A “Millionaire’s Tax” for Massachusetts?

Last month, the Massachusetts Legislature approved a constitutional amendment, known as the “Millionaire’s Tax”. If adopted (as described below), the amendment will add a 4% surtax on all taxable income above $1,000,000.

Under the Massachusetts Constitution, amendments proposed by petition are known as initiative amendments, and those proposed by a legislator are known as legislative amendments.  For all amendments, legislators attend a constitutional convention.  If enough legislators agree on the amendment–50% for legislative amendments and 25% for initiative amendments–there is another convention a year later.  If that convention passes the amendment, there is a referendum.

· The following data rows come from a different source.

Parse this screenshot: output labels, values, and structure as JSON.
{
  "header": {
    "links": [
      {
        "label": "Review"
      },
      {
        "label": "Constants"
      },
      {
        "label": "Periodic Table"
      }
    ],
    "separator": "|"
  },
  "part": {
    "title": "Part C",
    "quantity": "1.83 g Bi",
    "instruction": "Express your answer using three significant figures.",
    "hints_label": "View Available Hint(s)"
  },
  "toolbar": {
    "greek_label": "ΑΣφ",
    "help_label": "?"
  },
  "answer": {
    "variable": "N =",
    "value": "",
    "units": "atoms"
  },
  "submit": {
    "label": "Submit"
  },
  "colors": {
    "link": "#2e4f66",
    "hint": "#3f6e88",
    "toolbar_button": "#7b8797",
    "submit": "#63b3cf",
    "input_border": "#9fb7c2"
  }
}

Proposed by petition, the “Millionaire’s Tax” is an initiative amendment.  Consequently, the amendment needed 50 of the 200 seats in each convention for a referendum.  At the most recent convention, 134 legislators voted for the amendment, and 55 voted against.  At a convention in May of 2016, 135 legislators voted for the amendment, and 57 voted against.  Now, there is only one step left in the three-year process. The amendment will be a question on the 2018 ballot for the voters of Massachusetts to decide.

The amendment could become law as early as January 1, 2019. The tax rate on income over $1,000,000 generally would increase to 9.1%, but the tax rate on Short-Term Capital Gains could increase to 16%.

Perhaps more concerning than the rate increase, the amendment would restructure the Massachusetts income tax. While Massachusetts has different classes of income, there is only one rate for each class. The amendment would transition Massachusetts from a single rate to multiple rates for each class of income, opening the door for a more complex system with multiple tax brackets for each class of income.

MA Tax on Income in Excess of $1 million
Class of Income Current Proposed
Ordinary Income 5.1% 9.1%
Short-Term Capital Gains 12.0% 16.0%
Long-Term Capital Gains 5.1% 9.1%


Based on current estimates, the surtax would impact nearly 20,000 taxpayers and raise roughly $1.9 billion of additional tax revenue. The largest burden would fall on the top 900 taxpayers, who would pay more than $1 billion in additional taxes.

Moreover, the amendment would significantly change how Massachusetts tax rates compare to those of other states. Currently, there are 44 states (including the District of Columbia) with some form of an income tax. The Massachusetts ordinary income tax rate of 5.1% is the 28th highest ordinary income tax rate in the U.S. If the surtax is added, the Massachusetts rate will be the 5th highest. Additionally, the 16% tax on Short-Term Capital Gains would be the highest state tax rate in the country.

Top Tax Rates 2017

(Ordinary Income)

CA 13.30%
ME 10.15%
OR 9.90%
MN 9.85%
IA 8.98%


Source: taxfoundation.org

According to supporters, the amendment provides revenue needed for education and transportation, especially in Western Massachusetts. Many also believe that the Massachusetts income tax should be more progressive, mostly because poorer households spend a higher percent of income on other taxes.

Opponents argue a ballot vote cannot allocate money, and with an estimated revenue shortfall of nearly $500 million for 2017, legislators likely will reallocate revenue from the surtax. Some predict that high-income households will move to other states, increasing taxes on middle-income households in Massachusetts.

The top-tax-rate debate is not unique to Massachusetts. Earlier this year, Maine added a 3% tax on taxable income over $200,000 to raise revenue for public education, increasing the top tax rate to 10.15%, just one year after decreasing the top rate to 7.15%. Several states and the District of Columbia already have some form of “Millionaire’s Tax” in place, and others are considering similar policies in response to revenue shortfalls.

The Colony Group constantly monitors tax policy for changes that will impact our clients. If you have any questions about the Massachusetts “Millionaire’s Tax” or other potential or actual policy changes, please contact your financial counselor.